After a morning of laundry and housecleaning, I took my two younger kids for a morning adventure: running and shopping. Okay not super exciting, but for me these days (pre-employment) it’s about as exciting as it gets. So the three of us headed for Austin’s beautiful 10 mile running trail around Town Lake or Lady Bird Lake or Colorado River (I still haven’t figured this one out). After a great, exhausting 3 mile run (about 60 pounds of kid to push around), we headed for the great American buy-everything-in-the-world store – Costco.
Despite a less than respectable appearance (basketball shorts, sweaty t-shirt, and a faint stink), I shopped for a few last-minute supplies for our Memorial Day Weekend visit from our only friends in the entire state of Texas. (I’ll not mention their names here on the off chance they’re too embarrassed to know us. I’ll just call them Jis and Chrennifer). With only a few things to buy I figured it’d be an easy trip. Plus we’d get to eat a ton of junk food at the food court for less than seven bucks!
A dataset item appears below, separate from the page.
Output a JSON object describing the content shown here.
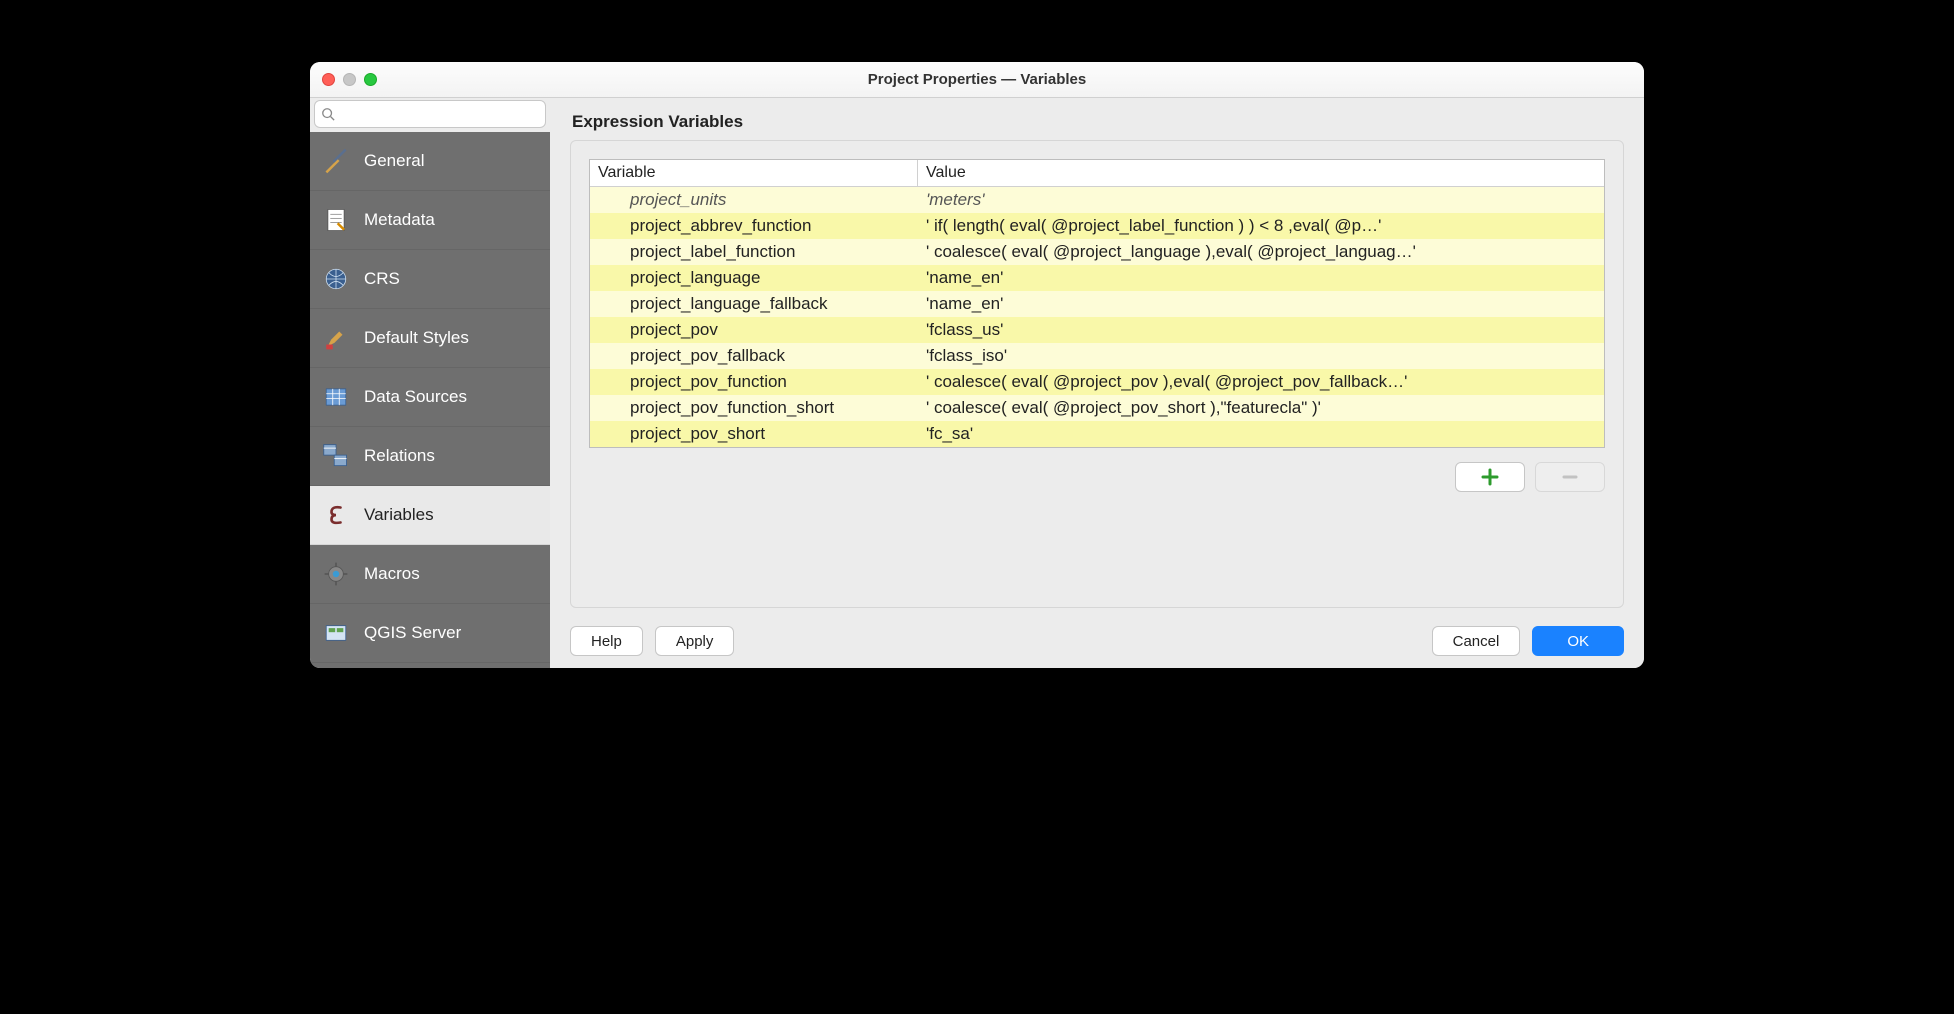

It was hot outside – humid and headed for the low 90s. I loaded the two angels in the jumbo Costco cart and headed for the door. Now Elias has recently reached the stage where he must be able to call the shots. And we too have finally noticed that he is different from our girls. No not skin color or country of birth. He is a boy. Did you know that boys are different from girls? We’ve done the girl thing and we know what to expect. But Elias is not a girl. He makes more noise, is three times as active, throws things, must always have an object to play with, and is almost as strong as me. So immediately he begins screeching (think Pterodactyl) because I have my morning cup of coffee and a shopping list and I’m unwilling to allow him to put either in his mouth. After giving him my sunglasses to play with I make it through the front door with blessed Texas air conditioning.
There are about 15 different sampling tables today so I had to stop at them, right? At the first table, I gave Kiera a sample of bread. Because I distributed the bread "ladies first," Number 1 son began to scream. After the second disastrous sampler attempt, I gave Elias a bottle of formula and rushed to pick up my five or six items. Kiera was displeased that I didn’t stop at each sampler table and began crying (she’s given up her naps, but mostly still needs them). Elias finishes his bottle like he’d been in a drinking contest so he’s able to screech again. With every passing screech, I receive more glares. In the checkout line I notice his shirt, my sunglasses, and his face are covered in regurgitated formula. At some point he had partly rejected his bottle. Apparently he knew he had a hot dog coming and wanted to save some space.
We arrive at the food court. I’m pushing a cart, attending to two small, needy children and holding two hot dogs, a slice of pizza, two empty cups, and an ice cream bar (you’ve got to try them, they’re amazing!). I rudely avoid offering ketchup for Kiera’s hot dog and head straight for the drinks. After we’re seated (Kiera across from me, Elias on my lap), we proceed to pig out. In between bites of pizza, I tear off small bites of hot dog for Elias. Suddenly, Kiera notices that ice cream bar in front of her. Simultaneously, Elias realizes he can grab my Diet Coke, pizza, and ice cream bar instead of patiently waiting for me to allocate his hot dog. Like the world’s fastest chess player, I continuously shuffle said food items out of the reach of four quick, little hands. My hand attempts to mute the dinosaur throughout the incessant wails. His 5 sharp teeth don't like this one bit. It’s a losing battle. Once Kiera has completely ditched her hot dog (which has been strangled like an old tube of toothpaste) and Elias has commenced beating his hot dog like a drum set, I surrender. As they say here, I “up and went.” The floor was a “yard sale” – stuff everywhere. Our clothes were canvasses displaying food art. My resolve was weakened. My pride was shattered. Any attempt at being the cool dad with his cute kids in tow was lost. As I glanced at those staring at me, I knew what they were thinking. “Where is their mother?”
We headed for the exit where I’d soon see the minivan, the chariot that would soon deliver us to the cave of solace (home). I put Kiera in the cart and held Elias on my sweat, slobber, spit-up, hot dog covered arm. Once in my arms I remembered how blessed I am to care for these children. He too was thankful. Once he was held, he gave me the gift of silence…and then I smelled that faint, foul smell emanating from his diaper - another token of his appreciation.